[Data items]
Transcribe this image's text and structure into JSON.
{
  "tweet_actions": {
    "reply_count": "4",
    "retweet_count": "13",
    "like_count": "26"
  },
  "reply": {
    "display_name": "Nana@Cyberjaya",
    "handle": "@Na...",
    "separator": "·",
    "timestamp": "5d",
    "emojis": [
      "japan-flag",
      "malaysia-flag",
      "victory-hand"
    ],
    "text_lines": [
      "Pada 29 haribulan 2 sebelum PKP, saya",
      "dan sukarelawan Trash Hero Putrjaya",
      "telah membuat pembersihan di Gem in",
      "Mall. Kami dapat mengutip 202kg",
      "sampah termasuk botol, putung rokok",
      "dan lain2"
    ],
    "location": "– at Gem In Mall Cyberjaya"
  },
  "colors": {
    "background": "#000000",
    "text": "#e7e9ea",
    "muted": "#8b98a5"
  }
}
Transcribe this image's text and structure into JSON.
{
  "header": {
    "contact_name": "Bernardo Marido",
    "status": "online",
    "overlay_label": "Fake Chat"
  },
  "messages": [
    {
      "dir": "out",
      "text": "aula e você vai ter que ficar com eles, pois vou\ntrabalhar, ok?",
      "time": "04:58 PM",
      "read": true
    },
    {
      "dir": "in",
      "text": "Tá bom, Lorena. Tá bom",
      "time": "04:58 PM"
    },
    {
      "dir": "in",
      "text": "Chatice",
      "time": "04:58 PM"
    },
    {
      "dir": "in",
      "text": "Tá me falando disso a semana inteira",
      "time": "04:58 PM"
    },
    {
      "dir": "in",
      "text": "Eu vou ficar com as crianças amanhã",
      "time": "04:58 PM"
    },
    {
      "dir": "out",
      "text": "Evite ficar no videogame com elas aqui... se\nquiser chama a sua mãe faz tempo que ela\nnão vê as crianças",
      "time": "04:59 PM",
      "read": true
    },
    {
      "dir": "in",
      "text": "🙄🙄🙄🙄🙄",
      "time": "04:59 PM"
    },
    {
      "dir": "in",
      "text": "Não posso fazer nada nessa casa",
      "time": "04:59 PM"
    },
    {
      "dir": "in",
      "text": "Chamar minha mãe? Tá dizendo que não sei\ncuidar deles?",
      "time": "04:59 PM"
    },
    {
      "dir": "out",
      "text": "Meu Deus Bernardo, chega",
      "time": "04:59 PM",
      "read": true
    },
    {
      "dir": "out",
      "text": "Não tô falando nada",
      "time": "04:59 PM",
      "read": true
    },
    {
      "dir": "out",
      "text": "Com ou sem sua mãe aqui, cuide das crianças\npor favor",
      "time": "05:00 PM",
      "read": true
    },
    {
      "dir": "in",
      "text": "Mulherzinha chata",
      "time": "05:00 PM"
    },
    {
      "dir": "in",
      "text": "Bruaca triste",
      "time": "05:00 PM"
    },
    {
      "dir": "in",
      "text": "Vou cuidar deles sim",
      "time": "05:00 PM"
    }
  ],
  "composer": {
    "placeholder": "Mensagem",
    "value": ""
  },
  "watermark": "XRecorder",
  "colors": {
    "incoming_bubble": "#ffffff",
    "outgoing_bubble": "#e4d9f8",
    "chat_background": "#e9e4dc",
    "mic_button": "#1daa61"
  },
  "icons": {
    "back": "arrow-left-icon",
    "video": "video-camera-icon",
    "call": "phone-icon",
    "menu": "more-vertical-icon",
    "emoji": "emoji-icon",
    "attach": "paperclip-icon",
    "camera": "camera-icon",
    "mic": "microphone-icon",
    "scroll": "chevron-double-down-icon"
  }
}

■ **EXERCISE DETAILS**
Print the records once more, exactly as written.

■ **TASK RESPONSE**
Transcribe this image's text and structure into JSON.
{
  "tweet_actions": {
    "reply_count": "4",
    "retweet_count": "13",
    "like_count": "26"
  },
  "reply": {
    "display_name": "Nana@Cyberjaya",
    "handle": "@Na...",
    "separator": "·",
    "timestamp": "5d",
    "emojis": [
      "japan-flag",
      "malaysia-flag",
      "victory-hand"
    ],
    "text_lines": [
      "Pada 29 haribulan 2 sebelum PKP, saya",
      "dan sukarelawan Trash Hero Putrjaya",
      "telah membuat pembersihan di Gem in",
      "Mall. Kami dapat mengutip 202kg",
      "sampah termasuk botol, putung rokok",
      "dan lain2"
    ],
    "location": "– at Gem In Mall Cyberjaya"
  },
  "colors": {
    "background": "#000000",
    "text": "#e7e9ea",
    "muted": "#8b98a5"
  }
}
Transcribe this image's text and structure into JSON.
{
  "header": {
    "contact_name": "Bernardo Marido",
    "status": "online",
    "overlay_label": "Fake Chat"
  },
  "messages": [
    {
      "dir": "out",
      "text": "aula e você vai ter que ficar com eles, pois vou\ntrabalhar, ok?",
      "time": "04:58 PM",
      "read": true
    },
    {
      "dir": "in",
      "text": "Tá bom, Lorena. Tá bom",
      "time": "04:58 PM"
    },
    {
      "dir": "in",
      "text": "Chatice",
      "time": "04:58 PM"
    },
    {
      "dir": "in",
      "text": "Tá me falando disso a semana inteira",
      "time": "04:58 PM"
    },
    {
      "dir": "in",
      "text": "Eu vou ficar com as crianças amanhã",
      "time": "04:58 PM"
    },
    {
      "dir": "out",
      "text": "Evite ficar no videogame com elas aqui... se\nquiser chama a sua mãe faz tempo que ela\nnão vê as crianças",
      "time": "04:59 PM",
      "read": true
    },
    {
      "dir": "in",
      "text": "🙄🙄🙄🙄🙄",
      "time": "04:59 PM"
    },
    {
      "dir": "in",
      "text": "Não posso fazer nada nessa casa",
      "time": "04:59 PM"
    },
    {
      "dir": "in",
      "text": "Chamar minha mãe? Tá dizendo que não sei\ncuidar deles?",
      "time": "04:59 PM"
    },
    {
      "dir": "out",
      "text": "Meu Deus Bernardo, chega",
      "time": "04:59 PM",
      "read": true
    },
    {
      "dir": "out",
      "text": "Não tô falando nada",
      "time": "04:59 PM",
      "read": true
    },
    {
      "dir": "out",
      "text": "Com ou sem sua mãe aqui, cuide das crianças\npor favor",
      "time": "05:00 PM",
      "read": true
    },
    {
      "dir": "in",
      "text": "Mulherzinha chata",
      "time": "05:00 PM"
    },
    {
      "dir": "in",
      "text": "Bruaca triste",
      "time": "05:00 PM"
    },
    {
      "dir": "in",
      "text": "Vou cuidar deles sim",
      "time": "05:00 PM"
    }
  ],
  "composer": {
    "placeholder": "Mensagem",
    "value": ""
  },
  "watermark": "XRecorder",
  "colors": {
    "incoming_bubble": "#ffffff",
    "outgoing_bubble": "#e4d9f8",
    "chat_background": "#e9e4dc",
    "mic_button": "#1daa61"
  },
  "icons": {
    "back": "arrow-left-icon",
    "video": "video-camera-icon",
    "call": "phone-icon",
    "menu": "more-vertical-icon",
    "emoji": "emoji-icon",
    "attach": "paperclip-icon",
    "camera": "camera-icon",
    "mic": "microphone-icon",
    "scroll": "chevron-double-down-icon"
  }
}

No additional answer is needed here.